Public input will be critical for the success of this effort. As part of a stakeholder engagement and public involvement strategy, a survey has been launched to collect public input on alternative fuels and electric vehicles. Please share your thoughts by taking the survey at www.willcountyaltfuels.com .
Will County remains a leader in the green economy and clean energies. This plan will be the first countywide alternative fuels readiness plan in the State of Illinois. Strategies developed through this plan will not only help to meet practical immediate needs, such as identifying where charging stations are most needed, but also help make meaningful progress to support the County in maintaining economic competitiveness, improving local air quality, reducing greenhouse gas emissions from traditional fuel sources, and limiting the country’s dependence on fossil fuels.
Closures on 1-80 in Joliet over two extended weekends
The Illinois Department of Transportation announced today that deck patching and repairs to the Interstate 80 bridges, between Raynor Avenue and Richards Street, in Joliet, will require ramp and lane closures over two extended weekends beginning, weather permitting, Friday, Oct. 6.
Starting at 10 p.m. Friday, lane closures will take place on westbound I-80, between Raynor Avenue and Richards Street. The ramp from Chicago Street (U.S.52/Illinois 53) to westbound I- 80 also will be closed. During that time, motorists should follow the posted detour to access the expressway. At least one westbound I-80 lane will remain open at all times and eastbound I-80 will not be impacted. Westbound I-80 motorists traveling through the region should consider alternative routes to avoid the area. Local streets are unable to accommodate heavy or wide trucks, so other interstate routes are encouraged. The ramp and all lanes are anticipated to reopen by 5 a.m. Monday, Oct. 9.
Additionally, the westbound I-80 ramp to Richards Street is closed for reconstruction, with an anticipated reopening late summer 2024. Motorists should follow the posted detour.
An additional extended weekend closure will be required to complete repairs on eastbound I-80. Details and impacts on traffic will be shared in advance, closer to the closure date.
The overall I-80 project will redesign and rebuild 16 miles from Ridge Road, in Minooka, to
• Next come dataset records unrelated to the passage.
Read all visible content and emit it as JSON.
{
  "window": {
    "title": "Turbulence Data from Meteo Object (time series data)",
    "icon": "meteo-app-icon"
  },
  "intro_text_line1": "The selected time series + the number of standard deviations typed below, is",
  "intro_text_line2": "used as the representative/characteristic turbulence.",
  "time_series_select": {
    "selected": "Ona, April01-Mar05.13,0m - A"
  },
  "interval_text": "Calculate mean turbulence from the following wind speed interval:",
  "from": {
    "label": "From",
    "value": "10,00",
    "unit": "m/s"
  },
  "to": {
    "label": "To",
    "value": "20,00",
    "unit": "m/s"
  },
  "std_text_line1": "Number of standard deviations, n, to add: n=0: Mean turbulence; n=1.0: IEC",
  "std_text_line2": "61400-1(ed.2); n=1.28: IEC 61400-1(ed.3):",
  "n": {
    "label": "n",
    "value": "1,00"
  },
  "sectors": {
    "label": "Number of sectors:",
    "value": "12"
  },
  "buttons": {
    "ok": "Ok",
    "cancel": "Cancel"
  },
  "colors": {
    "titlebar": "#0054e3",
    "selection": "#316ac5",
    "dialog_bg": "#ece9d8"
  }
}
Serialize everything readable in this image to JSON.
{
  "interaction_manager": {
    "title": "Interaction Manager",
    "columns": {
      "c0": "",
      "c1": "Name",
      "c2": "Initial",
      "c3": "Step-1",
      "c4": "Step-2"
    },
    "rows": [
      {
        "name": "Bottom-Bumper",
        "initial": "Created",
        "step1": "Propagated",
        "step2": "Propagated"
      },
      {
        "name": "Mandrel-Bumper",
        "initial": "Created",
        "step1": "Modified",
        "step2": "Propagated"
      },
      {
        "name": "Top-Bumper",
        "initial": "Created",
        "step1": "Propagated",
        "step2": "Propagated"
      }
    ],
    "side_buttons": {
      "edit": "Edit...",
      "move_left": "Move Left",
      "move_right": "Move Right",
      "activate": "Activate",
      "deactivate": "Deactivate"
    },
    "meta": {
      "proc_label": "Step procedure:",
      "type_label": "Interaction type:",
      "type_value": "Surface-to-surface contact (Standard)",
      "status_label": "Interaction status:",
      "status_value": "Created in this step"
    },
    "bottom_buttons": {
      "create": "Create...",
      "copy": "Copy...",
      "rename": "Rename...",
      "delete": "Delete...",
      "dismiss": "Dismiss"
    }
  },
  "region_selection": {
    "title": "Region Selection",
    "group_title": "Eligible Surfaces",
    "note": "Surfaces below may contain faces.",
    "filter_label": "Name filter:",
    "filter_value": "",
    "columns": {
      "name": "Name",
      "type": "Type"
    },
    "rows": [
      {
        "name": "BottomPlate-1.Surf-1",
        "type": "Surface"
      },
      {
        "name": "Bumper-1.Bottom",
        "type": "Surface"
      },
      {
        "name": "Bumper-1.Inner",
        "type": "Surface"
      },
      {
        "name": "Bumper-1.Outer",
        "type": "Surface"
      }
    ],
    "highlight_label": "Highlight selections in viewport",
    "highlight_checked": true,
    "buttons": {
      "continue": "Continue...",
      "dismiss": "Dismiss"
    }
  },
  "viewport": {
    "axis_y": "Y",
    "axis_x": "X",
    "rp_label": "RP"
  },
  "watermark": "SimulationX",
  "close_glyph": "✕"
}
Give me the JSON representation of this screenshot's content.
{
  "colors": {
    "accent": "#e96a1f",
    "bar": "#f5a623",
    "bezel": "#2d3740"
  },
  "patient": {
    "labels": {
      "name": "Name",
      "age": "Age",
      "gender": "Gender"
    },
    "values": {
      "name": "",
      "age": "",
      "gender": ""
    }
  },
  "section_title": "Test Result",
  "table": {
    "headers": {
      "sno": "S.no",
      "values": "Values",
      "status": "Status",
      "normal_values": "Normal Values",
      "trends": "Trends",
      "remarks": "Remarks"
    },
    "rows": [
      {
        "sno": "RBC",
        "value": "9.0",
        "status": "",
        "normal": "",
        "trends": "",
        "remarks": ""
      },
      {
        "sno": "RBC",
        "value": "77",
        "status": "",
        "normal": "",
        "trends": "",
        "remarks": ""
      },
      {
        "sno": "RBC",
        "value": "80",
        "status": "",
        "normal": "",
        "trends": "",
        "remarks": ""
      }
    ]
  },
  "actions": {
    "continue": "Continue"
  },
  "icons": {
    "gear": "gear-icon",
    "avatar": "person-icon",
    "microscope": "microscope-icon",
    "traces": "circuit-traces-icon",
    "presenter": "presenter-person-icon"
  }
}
U.S. 30, in Joliet and New Lenox, while adding or extending auxiliary lanes to improve safety and reduce congestion. Interchanges will be rebuilt or improved at Interstate 55, Illinois 7, Center Street, Chicago Street, Richards Street and Briggs Street, with a new flyover ramp linking southbound I-55 to eastbound I-80 to improve traffic flow and safety.
More than 30 bridges will be rehabilitated or replaced, including those over the Des Plaines River. The projected $1.3 billion project is anticipated to be substantially complete by the end of 2028, with miscellaneous work and bridge demolition extending into 2029.
For more information visit I80will.org. The mobile-friendly website features project information, photos, and the ability to submit questions and comments to the project team via a “Contact”
link. Find traffic and road conditions at www.gettingaroundlilinois.com. You also can follow
IDOT on Facebook and Twitter.
Illinois Secure Choice Reminder – Zoom Recording and Slides
Don’t forget about the Illinois Secure Choice law deadline coming up at the beginning of November. Illinois state law now requires that every private-sector employer that has been in business for at least 2 years and that had 5 or more Illinois employees last year must offer their own qualified retirement plan or facilitate the Illinois Secure Choice retirement savings program.
In a recent webinar session, the Illinois State Treasurer’s Office covered the specifics of the state law and provided an overview of how Illinois Secure Choice works and how easy it is for businesses to facilitate retirement savings for their employees.
Here is the Zoom link to the recording. Attached are slides covering the program as well.
Executive Vice President
Joliet Region Chamber of Commerce & Industry